Felony Firearms Restoration Act
The Felony Firearms Act makes it illegal in North Carolina for anyone convicted of a felony to possess a firearm. A felony is generally a crime that is potentially punishable by a year or more incarceration, although the Act does not apply to felony convictions related to unfair trade practices, antitrust or restraints of trade. A provision of the Felony Firearms Act provides an avenue for eligible individuals with very old, nonviolent convictions to petition to have their right to possess a firearm restored.Requirements

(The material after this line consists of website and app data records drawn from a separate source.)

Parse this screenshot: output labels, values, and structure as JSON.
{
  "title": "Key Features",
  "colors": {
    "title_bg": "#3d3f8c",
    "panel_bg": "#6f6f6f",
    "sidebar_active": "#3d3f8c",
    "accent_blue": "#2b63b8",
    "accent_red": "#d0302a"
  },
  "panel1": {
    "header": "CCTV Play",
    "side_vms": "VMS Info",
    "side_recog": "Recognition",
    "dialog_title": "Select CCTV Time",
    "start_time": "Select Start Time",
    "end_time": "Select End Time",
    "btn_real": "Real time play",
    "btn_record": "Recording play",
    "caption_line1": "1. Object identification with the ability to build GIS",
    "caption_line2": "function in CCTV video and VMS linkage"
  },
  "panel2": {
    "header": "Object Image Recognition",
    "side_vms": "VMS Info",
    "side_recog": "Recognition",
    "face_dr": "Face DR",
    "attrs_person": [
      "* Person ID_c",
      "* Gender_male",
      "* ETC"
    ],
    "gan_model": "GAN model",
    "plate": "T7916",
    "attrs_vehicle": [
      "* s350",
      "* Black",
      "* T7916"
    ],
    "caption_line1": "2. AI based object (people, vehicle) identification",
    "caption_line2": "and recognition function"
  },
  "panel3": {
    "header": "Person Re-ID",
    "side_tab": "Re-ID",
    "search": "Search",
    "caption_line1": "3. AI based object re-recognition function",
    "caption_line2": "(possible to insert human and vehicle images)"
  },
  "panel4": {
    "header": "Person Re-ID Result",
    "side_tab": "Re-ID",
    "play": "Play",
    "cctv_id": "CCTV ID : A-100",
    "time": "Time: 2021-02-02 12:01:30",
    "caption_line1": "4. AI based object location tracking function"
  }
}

A person convicted of a nonviolent felony (or felonies, if they all arose from the same event and were consolidated at sentencing) who has had their civil rights restored for at least 20 years is eligible to petition their local district court for a restoration of firearm rights. A person cannot have their civil rights restored until they have fulfilled all of the terms of their sentence, including restitution, fines and supervised release (parole). Once this is complete, the individual can file a civil action to have the rights that were taken away from them as a felon restored. These rights typically include the right to:

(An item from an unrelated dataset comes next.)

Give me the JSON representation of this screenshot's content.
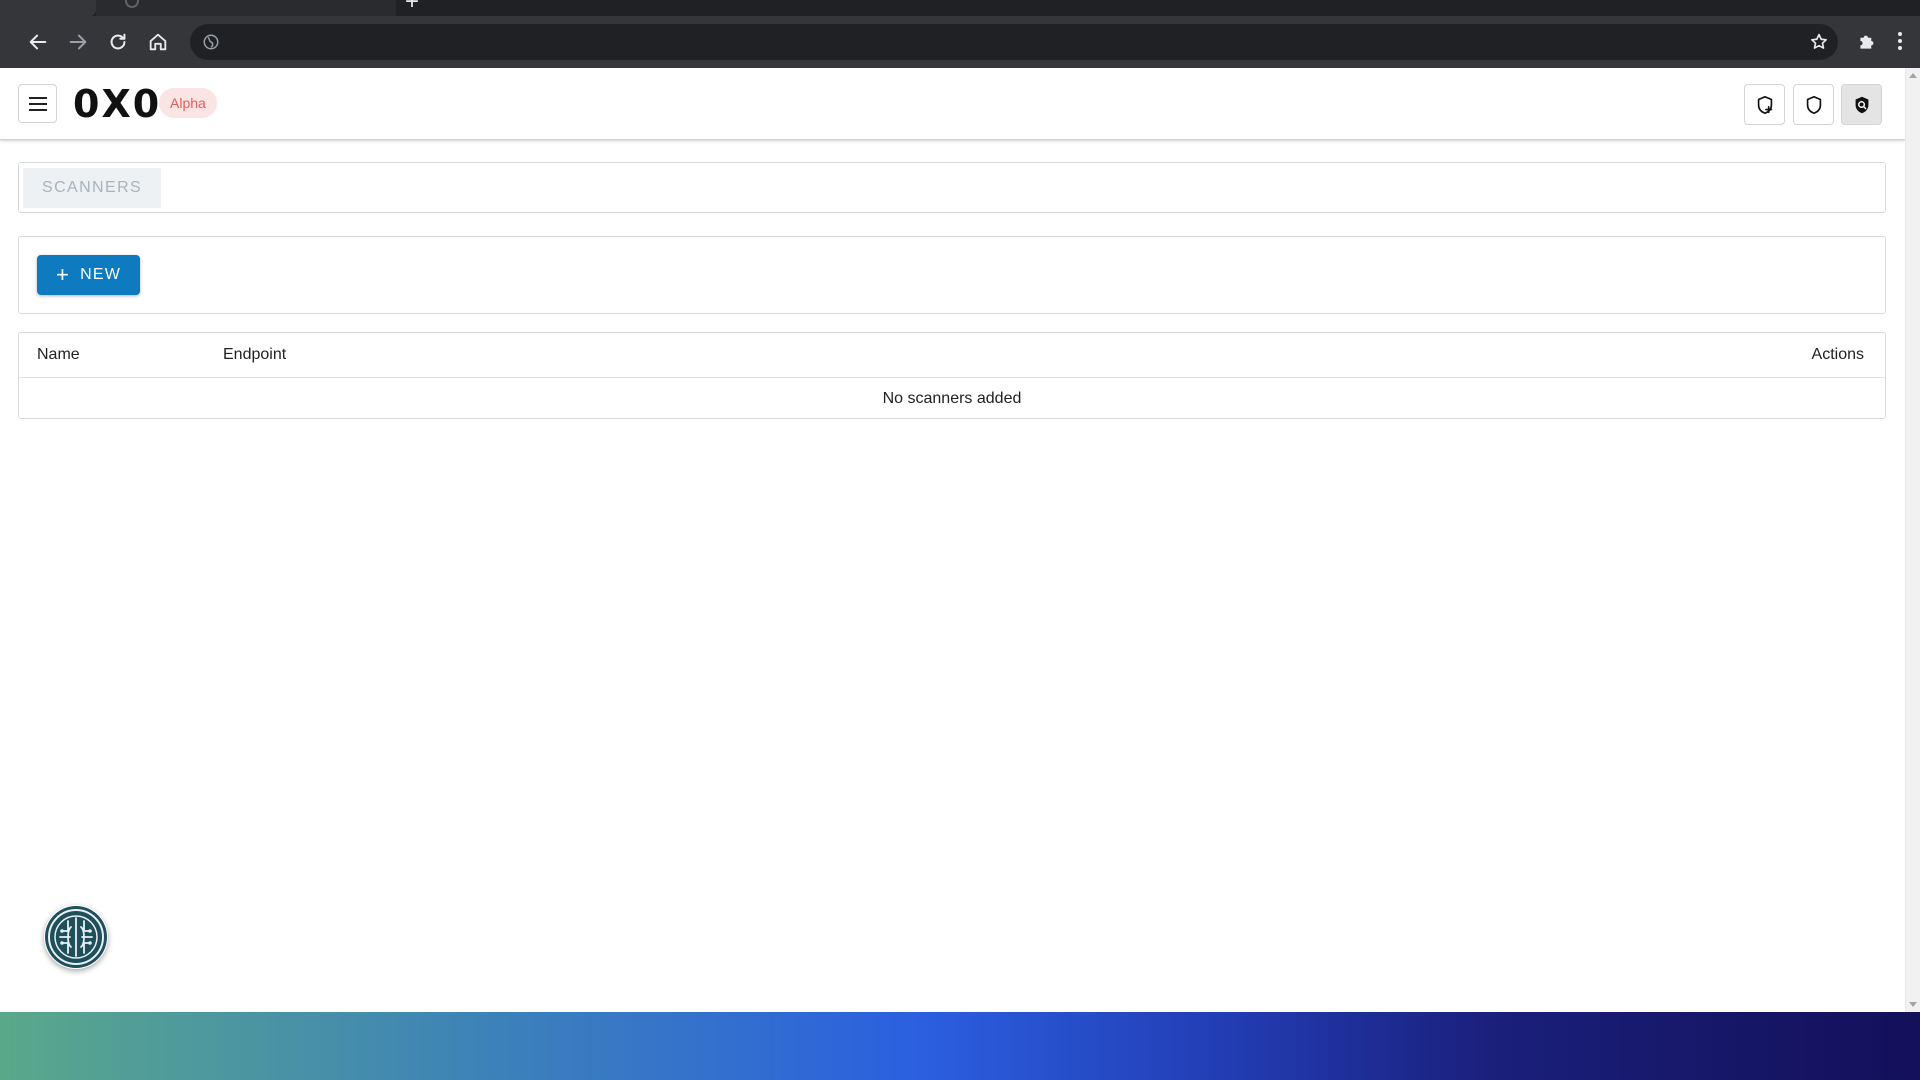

- • Vote
- • Hold public office
- • Serve as a juror
- • Work in an establishment where alcohol is served
- • Obtain and hold certain local or state licenses (this one is discretionary, meaning it is up to the government to further restrict this right. This is why the right to own a gun license, for example, does not automatically restore with the rest of these).
So you filed to have your rights restored after you served your sentence for a single, nonviolent felony, and your rights have been restored for at least 20 years. To petition to have your right to possess a firearm in North Carolina, you must also:
- Have been a resident of North Carolina for at least a year in the time immediately before filing the petition
- Have only “one” felony conviction for a nonviolent crime. For the purposes of the Act, a person’s multiple felony convictions that arose out of the same event and were consolidated at sentencing count as one felony only.
- Not have been convicted at any state or federal level of a misdemeanor crime of violence since the nonviolent felony conviction. Examples of misdemeanor crimes of violence include harassing/communicating with a juror, possessing a weapon on educational property, and child abuse.
- Submit your fingerprints to the country sheriff for a criminal background check
- Pay $200 in court fees with your petition (unless you are indigent)
- NOT fall under any of the following categories:
- Another North Carolina law takes away your eligibility to possess a firearm
- You currently have an indictment or probable cause finding for a felony against you
- You are a fugitive from justice
- There is a protective, ex parte or emergency order against you in any state still in effect
- A civil no-contact order against you is still in effect
If you petition to have your right to possess a firearm restored and it is denied, you cannot re-petition the court until a year has passed since the first denial. The exception to this is if the reason you were denied was because (d) or (e) from above applied to you, in which case you may re-petition the court when the order against you expires.
If a person has their firearm rights restored but is subsequently convicted of another felony, that person’s firearm rights are automatically revoked again and cannot be restored under the Restoration Act.
Until 2004 the Felony Firearms Act allowed applicants with restored civil rights for a period of only five (5) years to be eligible for restoration. However, in 2004 the North Carolina legislature changed this period to 20 years. This left many people with older felony convictions that were once eligible to restore their firearm rights after five years, now ineligible until the 20-year period lapses. If this applies to you and you still possess previously-legal firearms, it is critical that you speak with an experienced criminal defense attorney immediately. People who voluntarily surrendered their firearms once the new law passed in 2004 did not have it held against them, but still possessing firearms so long after they became illegal could have serious legal consequences.
If the Felony Firearm Restoration Act otherwise applies to you, it is important to take advantage of it if you want to possess a firearm. Violating the Felony Firearms Act is a Class G felony, which has a normal sentencing range of 12 to 26 months incarceration if it is your second offense (the underlying felony counts as the first offense).
If you or a loved one is interested in taking advantage of the Felony Firearms Restoration Act, or have been charged with a gun possession related crime, it is important to have a skilled and experienced criminal defense attorney to fight for your rights. Contact Arnold & Smith, PLLC today for a free consultation with one of our dedicated criminal defense attorneys.